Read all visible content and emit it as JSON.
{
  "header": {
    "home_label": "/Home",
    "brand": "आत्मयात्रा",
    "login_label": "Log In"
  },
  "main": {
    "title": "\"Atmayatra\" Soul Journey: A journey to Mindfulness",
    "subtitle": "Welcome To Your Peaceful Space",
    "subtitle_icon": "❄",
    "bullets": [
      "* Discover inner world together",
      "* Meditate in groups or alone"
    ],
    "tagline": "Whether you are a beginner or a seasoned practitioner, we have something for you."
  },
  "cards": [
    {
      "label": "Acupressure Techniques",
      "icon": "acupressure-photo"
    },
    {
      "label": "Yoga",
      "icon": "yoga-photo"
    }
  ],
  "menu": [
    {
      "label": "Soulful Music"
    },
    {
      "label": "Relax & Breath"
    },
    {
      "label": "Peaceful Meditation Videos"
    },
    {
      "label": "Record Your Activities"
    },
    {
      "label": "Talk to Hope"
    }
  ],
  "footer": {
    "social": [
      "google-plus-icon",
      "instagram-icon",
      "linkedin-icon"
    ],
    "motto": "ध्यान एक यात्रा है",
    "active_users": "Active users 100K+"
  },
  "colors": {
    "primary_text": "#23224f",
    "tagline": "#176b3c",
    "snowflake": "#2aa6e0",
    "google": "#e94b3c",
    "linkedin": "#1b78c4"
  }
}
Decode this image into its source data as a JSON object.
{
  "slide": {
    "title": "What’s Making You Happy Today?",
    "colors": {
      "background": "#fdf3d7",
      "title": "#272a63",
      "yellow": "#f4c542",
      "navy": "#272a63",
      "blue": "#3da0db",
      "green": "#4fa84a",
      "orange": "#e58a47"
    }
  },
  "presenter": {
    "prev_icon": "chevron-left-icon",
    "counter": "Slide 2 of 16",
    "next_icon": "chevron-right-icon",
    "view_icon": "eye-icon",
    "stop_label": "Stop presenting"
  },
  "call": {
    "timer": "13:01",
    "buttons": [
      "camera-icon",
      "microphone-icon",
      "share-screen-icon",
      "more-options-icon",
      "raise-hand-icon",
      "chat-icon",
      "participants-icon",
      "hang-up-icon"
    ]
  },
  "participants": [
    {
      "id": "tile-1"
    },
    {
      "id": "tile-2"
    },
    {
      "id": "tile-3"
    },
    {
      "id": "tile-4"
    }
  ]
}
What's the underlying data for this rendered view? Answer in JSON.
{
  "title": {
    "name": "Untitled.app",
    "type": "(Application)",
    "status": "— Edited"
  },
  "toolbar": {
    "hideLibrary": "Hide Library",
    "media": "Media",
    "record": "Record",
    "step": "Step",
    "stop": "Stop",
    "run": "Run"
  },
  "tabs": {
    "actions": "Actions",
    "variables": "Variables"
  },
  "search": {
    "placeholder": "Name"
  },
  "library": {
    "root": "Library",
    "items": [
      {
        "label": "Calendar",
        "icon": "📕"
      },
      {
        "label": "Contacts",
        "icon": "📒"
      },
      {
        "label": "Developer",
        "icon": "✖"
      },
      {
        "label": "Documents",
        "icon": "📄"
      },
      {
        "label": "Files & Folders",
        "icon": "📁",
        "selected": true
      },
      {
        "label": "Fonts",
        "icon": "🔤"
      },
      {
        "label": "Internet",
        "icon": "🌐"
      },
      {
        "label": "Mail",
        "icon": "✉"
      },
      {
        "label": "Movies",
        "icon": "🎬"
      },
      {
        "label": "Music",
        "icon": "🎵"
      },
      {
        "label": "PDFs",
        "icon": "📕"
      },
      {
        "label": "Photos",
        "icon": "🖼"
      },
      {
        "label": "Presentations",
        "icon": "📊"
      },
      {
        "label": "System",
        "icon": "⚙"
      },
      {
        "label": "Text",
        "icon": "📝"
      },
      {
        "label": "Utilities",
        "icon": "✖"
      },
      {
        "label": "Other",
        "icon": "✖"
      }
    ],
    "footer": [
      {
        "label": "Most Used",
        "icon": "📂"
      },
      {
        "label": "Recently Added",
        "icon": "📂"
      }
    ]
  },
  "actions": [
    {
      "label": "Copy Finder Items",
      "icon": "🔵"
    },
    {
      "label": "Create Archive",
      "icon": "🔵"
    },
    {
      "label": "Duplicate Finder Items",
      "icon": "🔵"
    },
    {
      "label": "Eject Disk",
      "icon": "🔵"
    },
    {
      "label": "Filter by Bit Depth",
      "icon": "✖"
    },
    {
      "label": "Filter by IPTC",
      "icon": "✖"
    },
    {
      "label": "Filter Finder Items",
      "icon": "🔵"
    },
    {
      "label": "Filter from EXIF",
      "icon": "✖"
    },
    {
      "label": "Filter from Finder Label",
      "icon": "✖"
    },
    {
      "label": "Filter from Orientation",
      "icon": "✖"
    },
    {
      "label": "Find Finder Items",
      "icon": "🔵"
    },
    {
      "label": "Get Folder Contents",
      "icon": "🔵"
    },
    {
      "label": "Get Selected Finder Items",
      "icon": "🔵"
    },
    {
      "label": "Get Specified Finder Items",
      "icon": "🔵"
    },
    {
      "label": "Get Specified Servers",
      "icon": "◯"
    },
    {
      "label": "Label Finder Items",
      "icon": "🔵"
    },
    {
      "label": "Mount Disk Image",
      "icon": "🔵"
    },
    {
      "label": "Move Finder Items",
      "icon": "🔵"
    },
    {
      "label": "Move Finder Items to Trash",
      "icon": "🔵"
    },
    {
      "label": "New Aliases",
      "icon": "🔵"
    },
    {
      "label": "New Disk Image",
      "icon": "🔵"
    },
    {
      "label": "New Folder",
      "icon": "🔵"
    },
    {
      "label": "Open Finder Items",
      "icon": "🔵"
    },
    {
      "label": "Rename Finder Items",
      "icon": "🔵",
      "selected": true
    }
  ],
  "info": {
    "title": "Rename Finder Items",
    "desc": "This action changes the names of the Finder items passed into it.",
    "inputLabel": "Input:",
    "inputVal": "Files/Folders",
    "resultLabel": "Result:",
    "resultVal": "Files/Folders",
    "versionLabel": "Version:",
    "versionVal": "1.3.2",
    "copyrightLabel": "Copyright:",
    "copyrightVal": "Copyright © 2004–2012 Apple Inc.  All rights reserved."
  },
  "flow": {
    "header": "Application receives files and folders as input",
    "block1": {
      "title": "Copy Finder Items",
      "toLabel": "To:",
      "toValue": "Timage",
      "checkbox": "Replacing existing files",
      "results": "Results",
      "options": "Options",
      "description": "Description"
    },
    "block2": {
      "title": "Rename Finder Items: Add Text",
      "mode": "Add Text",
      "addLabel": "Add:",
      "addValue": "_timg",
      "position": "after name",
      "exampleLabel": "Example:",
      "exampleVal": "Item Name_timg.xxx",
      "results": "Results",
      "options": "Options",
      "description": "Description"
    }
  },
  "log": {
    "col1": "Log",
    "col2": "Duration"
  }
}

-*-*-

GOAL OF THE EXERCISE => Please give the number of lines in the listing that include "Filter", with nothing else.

TASK OUTPUT => 6